Rauh, who has had an extensive career on stage and in film, is the son of Richard S. Rauh, who founded the Pittsburgh Playhouse in 1934. His mother, Helen Wayne Rauh, acted at the Pittsburgh Playhouse from 1935 to 1973 and performed in many major hits, including Oh Dad, Poor Dad, Mamma's Hung You in the Closet and I'm Feelin' So Sad (1962-63); Middle of the Night (1959); The Importance of Being Earnest (1949); Blithe Spirit (1945); and Bye Bye Birdie (1963). The younger Rauh has been acting locally from 1966 to the present at the Pittsburgh Playhouse, Little Lake Theater, and City Theater. He has had roles in Krapp's Last Tape (1999), Little Shop of Horrors (1986), Proof (2004), Last of the Red Hot Lovers (1979), A Thousand Clowns (1974), and many other productions. He ran the Playhouse Film Series from 1979 to 1994 and was a drama critic for the Pittsburgh Post-Gazette from 1995 to 2000.
Rauh has strong ties to Pitt. They include being among the group of Pitt students who, in 1962, helped launch Pitt’s student-run radio station, which then had the call letters WPGH; serving as WPGH’s general manager for a semester; creating the Richard E. Rauh Teaching Artist-in-Residence in Pitt's Department of Theatre Arts; and donating his family’s papers—the Pittsburgh Playhouse Collection—to the Curtis Theatre Collection in the University Library System's Special Collections Department. Rauh also teaches film at Carnegie Mellon University and film and theater at Point Park University.
About the Kenneth P. Dietrich School of Arts and Sciences Upon receiving the late William S. Dietrich II’s historic gift in 2011, then valued at $125 million, the University named its largest school in honor of Dietrich’s father. The Dietrich School sits at the heart of the University’s academic programs and provides instruction in the natural sciences, humanities, and social sciences for students on the Pittsburgh campus. There are more than 10,000 undergraduate students pursuing majors or certificates in the school’s nearly 50 departments and programs. The school is also home to the largest graduate program in Pittsburgh and to Pitt’s College of General Studies, one of the region’s leading providers of adult education. Faculty members of the school regularly receive the highest forms of national and international recognition, and its students regularly compete with students from the country’s finest universities for the highest national honors.

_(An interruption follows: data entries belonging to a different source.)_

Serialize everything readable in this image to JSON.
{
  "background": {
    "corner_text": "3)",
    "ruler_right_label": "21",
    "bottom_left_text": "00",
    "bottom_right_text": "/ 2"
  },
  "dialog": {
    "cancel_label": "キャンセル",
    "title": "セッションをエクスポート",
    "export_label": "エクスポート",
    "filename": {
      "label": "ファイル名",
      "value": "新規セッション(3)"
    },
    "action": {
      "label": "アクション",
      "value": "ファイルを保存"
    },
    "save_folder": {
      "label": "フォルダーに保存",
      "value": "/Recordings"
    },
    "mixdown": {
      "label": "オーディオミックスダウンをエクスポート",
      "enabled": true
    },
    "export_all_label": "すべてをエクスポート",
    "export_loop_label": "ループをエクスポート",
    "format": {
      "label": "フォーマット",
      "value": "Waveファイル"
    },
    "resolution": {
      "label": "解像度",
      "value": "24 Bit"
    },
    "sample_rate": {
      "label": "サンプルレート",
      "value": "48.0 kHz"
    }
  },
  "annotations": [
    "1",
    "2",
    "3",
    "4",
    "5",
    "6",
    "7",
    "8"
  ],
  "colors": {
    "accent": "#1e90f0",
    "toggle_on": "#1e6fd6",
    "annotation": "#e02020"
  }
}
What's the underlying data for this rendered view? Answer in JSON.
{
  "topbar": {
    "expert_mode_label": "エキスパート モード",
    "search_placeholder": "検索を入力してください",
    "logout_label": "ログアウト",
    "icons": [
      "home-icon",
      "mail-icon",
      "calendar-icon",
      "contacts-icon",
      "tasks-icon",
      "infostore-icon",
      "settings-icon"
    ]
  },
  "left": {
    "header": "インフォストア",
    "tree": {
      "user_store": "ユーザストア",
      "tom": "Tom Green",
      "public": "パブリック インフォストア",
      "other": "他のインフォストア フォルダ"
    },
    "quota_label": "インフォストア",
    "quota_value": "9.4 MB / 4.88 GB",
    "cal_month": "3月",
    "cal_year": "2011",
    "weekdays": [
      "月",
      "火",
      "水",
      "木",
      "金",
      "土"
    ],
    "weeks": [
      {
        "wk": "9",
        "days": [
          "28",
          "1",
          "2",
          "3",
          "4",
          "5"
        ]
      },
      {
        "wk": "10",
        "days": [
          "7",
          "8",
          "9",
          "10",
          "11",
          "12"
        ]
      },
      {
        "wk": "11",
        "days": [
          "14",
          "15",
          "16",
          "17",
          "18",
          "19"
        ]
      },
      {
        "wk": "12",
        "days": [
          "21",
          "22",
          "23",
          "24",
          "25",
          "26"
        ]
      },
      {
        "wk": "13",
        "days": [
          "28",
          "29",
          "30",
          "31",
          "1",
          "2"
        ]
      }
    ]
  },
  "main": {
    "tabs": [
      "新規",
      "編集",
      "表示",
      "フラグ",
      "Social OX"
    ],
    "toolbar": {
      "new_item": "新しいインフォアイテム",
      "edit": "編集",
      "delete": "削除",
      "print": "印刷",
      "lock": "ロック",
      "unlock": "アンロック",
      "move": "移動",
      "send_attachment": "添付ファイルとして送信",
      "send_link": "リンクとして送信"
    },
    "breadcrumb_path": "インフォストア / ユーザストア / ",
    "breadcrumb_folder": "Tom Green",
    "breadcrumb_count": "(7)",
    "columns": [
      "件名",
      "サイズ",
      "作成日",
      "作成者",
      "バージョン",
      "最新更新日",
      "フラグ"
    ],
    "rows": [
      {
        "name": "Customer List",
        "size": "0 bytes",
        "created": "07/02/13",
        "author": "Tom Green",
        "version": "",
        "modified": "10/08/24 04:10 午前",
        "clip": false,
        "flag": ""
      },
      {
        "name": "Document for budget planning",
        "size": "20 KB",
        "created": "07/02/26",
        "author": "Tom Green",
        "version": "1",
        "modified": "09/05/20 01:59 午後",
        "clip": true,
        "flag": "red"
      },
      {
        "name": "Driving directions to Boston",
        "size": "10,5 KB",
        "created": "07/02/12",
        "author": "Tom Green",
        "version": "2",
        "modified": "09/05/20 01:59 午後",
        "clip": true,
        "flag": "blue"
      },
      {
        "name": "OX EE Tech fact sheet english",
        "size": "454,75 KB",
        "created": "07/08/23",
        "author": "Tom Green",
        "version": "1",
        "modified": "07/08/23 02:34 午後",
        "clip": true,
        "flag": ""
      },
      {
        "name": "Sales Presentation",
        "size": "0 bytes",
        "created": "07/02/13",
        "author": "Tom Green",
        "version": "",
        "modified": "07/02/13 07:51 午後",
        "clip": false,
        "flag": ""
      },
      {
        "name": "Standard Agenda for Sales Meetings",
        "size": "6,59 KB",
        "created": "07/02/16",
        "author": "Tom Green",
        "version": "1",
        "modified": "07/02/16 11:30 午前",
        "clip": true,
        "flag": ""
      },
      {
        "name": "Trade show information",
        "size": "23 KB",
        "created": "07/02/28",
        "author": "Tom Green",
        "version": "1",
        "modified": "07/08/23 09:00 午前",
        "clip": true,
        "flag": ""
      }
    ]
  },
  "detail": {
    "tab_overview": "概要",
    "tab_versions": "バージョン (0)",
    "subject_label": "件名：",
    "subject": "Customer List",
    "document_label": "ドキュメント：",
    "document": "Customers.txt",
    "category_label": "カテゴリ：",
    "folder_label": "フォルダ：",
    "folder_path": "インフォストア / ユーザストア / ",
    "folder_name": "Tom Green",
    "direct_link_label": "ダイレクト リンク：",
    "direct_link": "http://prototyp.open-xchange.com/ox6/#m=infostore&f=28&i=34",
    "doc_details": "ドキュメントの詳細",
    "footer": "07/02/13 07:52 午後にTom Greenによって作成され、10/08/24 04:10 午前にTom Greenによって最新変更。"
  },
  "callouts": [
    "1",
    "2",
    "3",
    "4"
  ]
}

About The Dietrich Foundation Based in Pittsburgh, The Dietrich Foundation is a Pennsylvania charitable trust created through the extraordinary charitable vision and generosity of William S. Dietrich II, who passed away in October 2011. Dietrich was often asked what inspired him to develop his charitable plan with such careful consideration and foresight. It was Andrew Carnegie, Andrew Mellon, and other great philanthropists of Western Pennsylvania, he explained, who inspired him to give and, with equal importance, to think about how best to give. The foundation’s primary mission is to benefit higher education by providing ongoing and increasing financial support to six institutions important to Dietrich. It also provides support to nine other charitable beneficiaries. Because of Dietrich’s inspired vision, generations of Western Pennsylvanians and the communities in which they live will enjoy the fruits of his remarkable philanthropy.